(Task)
Locate each line in the records containing "Rsync". Copy it.

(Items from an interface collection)
+--
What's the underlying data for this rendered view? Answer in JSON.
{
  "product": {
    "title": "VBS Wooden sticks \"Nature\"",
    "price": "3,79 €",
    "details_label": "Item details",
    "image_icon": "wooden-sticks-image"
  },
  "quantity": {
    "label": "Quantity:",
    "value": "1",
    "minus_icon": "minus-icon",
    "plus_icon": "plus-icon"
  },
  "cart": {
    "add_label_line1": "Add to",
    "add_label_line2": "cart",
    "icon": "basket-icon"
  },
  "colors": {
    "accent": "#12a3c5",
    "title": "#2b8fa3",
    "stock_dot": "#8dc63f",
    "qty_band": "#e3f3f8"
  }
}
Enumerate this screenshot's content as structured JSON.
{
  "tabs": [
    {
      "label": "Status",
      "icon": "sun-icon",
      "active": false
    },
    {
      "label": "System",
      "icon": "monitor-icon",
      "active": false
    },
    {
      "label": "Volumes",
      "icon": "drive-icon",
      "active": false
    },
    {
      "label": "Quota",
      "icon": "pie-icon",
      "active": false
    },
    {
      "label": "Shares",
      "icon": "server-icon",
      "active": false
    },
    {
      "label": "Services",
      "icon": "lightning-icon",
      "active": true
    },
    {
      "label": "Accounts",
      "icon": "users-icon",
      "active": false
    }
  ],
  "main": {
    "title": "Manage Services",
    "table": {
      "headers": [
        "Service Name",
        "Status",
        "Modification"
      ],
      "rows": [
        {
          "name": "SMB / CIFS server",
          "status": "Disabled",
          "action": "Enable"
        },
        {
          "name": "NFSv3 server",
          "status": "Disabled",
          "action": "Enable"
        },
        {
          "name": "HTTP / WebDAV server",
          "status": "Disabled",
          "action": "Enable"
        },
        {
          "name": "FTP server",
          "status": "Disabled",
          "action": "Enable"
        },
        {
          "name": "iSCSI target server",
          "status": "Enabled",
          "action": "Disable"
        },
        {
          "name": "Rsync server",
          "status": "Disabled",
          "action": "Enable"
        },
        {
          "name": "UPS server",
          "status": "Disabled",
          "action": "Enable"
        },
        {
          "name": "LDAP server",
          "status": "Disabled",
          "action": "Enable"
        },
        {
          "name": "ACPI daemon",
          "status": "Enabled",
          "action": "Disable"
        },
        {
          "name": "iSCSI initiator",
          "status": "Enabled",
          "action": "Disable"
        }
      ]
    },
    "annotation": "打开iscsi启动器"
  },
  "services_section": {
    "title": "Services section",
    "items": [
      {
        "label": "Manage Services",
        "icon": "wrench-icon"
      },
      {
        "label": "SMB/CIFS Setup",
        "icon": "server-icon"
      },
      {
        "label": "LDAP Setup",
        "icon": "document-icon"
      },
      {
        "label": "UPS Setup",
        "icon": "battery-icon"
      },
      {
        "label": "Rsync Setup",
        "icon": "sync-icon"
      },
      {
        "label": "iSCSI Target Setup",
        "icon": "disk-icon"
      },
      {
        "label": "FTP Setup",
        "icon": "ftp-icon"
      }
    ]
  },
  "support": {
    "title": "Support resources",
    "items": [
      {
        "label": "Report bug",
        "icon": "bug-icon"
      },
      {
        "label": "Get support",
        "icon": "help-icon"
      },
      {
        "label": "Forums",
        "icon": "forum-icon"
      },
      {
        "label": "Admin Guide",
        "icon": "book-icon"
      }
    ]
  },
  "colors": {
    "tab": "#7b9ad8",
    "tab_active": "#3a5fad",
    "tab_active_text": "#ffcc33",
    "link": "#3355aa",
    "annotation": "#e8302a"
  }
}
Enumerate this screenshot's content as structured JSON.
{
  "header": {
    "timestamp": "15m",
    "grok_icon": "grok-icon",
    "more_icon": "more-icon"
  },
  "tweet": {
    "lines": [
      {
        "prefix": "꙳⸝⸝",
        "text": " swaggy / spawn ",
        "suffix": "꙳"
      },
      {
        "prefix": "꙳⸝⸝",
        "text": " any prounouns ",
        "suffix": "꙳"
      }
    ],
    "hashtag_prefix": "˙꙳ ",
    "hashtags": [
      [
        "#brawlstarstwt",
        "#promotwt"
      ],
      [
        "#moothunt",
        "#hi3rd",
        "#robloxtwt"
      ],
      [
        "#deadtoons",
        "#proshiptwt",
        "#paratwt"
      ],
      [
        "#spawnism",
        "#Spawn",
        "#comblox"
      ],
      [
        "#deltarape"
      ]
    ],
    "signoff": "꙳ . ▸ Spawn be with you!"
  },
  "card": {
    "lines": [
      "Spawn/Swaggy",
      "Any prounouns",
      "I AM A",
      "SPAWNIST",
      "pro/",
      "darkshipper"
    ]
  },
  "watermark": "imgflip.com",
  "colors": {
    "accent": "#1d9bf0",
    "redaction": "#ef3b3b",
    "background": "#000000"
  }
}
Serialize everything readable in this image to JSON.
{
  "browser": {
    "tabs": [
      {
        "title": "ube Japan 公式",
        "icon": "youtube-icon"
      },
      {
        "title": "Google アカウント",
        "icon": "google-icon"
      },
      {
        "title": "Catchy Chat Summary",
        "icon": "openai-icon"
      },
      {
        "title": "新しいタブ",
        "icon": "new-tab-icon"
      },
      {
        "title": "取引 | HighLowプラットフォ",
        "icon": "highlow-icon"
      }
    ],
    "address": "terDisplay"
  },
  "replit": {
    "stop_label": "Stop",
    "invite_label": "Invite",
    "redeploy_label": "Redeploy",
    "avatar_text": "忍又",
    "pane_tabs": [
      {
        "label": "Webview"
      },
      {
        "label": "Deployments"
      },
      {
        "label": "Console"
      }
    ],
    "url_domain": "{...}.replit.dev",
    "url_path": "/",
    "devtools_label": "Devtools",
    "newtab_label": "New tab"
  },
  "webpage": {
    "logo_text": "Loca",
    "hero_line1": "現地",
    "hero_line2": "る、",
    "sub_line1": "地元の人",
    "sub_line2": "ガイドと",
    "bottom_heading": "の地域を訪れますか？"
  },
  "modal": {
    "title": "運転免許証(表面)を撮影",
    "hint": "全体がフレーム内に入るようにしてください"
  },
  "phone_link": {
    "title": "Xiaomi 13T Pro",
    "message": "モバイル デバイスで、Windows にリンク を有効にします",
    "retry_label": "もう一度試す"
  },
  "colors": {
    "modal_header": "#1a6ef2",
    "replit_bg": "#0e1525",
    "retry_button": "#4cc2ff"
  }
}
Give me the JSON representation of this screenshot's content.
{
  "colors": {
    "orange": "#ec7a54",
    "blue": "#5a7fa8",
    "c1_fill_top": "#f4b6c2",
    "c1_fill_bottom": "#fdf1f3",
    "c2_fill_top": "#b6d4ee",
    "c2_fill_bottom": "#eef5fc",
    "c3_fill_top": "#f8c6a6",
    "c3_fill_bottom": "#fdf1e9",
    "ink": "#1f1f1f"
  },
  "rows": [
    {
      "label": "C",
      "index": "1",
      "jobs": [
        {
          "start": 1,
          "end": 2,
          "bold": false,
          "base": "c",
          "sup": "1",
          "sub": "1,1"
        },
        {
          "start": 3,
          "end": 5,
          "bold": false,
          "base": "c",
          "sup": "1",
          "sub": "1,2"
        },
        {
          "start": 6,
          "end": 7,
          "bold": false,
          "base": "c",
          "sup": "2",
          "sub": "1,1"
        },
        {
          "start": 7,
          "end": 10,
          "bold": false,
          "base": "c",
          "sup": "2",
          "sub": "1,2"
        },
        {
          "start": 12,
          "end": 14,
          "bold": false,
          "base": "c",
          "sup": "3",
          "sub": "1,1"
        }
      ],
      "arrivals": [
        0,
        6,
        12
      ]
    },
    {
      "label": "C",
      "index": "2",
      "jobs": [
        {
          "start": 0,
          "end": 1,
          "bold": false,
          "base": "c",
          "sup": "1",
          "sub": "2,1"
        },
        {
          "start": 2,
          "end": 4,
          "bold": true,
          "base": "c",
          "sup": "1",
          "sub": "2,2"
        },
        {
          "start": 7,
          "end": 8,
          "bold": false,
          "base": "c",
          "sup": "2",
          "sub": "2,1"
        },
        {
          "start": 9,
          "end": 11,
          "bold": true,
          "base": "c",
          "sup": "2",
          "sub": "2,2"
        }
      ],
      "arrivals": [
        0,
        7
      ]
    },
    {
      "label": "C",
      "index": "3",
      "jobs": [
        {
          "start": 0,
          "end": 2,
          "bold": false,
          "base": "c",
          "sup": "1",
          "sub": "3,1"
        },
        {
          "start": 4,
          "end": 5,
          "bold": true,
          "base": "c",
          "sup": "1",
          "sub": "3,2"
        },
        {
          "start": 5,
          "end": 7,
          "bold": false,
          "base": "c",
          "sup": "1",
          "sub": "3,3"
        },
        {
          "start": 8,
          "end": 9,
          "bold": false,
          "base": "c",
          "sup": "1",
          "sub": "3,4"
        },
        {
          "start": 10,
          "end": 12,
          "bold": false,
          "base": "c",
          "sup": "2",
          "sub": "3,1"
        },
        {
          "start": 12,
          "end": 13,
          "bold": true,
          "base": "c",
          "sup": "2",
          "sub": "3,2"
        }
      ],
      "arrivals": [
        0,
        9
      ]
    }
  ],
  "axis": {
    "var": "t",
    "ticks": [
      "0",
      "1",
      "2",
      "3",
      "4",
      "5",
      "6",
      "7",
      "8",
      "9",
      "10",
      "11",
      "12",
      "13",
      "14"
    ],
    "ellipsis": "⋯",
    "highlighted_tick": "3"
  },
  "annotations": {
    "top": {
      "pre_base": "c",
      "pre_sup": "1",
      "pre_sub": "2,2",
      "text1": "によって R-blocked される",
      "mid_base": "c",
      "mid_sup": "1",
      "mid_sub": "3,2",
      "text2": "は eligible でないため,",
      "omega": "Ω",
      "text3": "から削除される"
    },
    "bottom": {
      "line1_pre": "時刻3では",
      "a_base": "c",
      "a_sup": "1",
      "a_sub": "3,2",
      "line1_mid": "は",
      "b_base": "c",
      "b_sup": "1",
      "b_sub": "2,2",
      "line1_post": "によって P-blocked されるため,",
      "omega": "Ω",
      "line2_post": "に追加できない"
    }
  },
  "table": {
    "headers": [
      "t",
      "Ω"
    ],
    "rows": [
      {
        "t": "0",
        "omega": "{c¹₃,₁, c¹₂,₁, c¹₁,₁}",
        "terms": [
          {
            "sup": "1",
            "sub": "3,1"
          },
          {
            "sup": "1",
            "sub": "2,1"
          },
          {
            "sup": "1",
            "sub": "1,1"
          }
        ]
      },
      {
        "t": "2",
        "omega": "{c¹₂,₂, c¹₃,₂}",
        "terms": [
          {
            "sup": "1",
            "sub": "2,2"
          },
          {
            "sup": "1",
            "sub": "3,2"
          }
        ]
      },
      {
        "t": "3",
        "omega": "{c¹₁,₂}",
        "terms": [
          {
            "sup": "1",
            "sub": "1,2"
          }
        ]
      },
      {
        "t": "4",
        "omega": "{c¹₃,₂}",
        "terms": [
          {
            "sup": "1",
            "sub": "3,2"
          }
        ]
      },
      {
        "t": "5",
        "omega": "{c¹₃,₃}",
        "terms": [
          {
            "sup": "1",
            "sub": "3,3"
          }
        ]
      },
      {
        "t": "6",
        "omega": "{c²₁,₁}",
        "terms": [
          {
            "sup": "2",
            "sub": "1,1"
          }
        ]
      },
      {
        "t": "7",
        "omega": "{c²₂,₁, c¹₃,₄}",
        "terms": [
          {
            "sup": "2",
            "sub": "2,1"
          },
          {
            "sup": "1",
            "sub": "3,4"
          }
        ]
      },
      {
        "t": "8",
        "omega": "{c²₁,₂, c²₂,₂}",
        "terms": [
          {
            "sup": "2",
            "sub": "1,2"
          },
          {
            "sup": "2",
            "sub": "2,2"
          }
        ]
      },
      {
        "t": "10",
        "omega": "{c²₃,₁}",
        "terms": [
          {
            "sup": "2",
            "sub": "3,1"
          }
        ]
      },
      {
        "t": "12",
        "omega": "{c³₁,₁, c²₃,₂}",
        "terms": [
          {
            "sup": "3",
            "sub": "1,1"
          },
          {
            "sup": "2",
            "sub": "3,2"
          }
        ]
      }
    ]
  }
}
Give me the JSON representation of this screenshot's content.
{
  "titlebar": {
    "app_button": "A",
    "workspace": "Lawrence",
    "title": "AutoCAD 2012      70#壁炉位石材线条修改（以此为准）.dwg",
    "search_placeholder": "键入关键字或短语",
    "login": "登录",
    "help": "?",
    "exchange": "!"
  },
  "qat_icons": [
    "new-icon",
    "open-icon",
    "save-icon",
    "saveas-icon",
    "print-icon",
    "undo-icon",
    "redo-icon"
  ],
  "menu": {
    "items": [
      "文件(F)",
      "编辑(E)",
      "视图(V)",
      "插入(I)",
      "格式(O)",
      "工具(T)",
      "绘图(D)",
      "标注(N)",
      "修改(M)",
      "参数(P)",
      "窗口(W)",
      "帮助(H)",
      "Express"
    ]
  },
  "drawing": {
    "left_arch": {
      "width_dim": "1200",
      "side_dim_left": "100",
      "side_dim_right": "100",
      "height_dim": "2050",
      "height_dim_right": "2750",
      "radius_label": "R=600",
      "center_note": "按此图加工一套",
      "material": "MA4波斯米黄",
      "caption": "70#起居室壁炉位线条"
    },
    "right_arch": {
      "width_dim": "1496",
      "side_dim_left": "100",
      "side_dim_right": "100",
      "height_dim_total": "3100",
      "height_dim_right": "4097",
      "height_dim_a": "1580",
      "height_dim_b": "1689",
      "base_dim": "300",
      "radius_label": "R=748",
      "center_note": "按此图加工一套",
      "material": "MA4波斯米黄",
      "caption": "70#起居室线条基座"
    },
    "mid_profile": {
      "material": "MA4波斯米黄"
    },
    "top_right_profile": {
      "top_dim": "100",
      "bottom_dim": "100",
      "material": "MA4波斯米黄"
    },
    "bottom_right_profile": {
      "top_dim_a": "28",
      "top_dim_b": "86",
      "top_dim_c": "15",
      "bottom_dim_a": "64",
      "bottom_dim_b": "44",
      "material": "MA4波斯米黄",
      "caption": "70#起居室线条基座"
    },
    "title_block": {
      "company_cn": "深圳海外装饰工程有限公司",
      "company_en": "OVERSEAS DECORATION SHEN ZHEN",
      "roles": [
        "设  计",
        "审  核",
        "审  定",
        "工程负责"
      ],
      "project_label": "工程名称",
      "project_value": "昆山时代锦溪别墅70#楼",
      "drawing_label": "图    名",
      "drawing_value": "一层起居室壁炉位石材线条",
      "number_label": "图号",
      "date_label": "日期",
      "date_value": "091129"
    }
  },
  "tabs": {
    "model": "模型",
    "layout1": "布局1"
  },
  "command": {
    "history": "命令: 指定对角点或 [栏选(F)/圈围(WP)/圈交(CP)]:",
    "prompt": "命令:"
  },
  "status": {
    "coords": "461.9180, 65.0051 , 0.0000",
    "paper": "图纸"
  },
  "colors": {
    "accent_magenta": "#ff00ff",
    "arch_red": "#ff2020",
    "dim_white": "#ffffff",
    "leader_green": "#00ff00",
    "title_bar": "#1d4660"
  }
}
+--
(Response below)
          "name": "Rsync server",
        "label": "Rsync Setup",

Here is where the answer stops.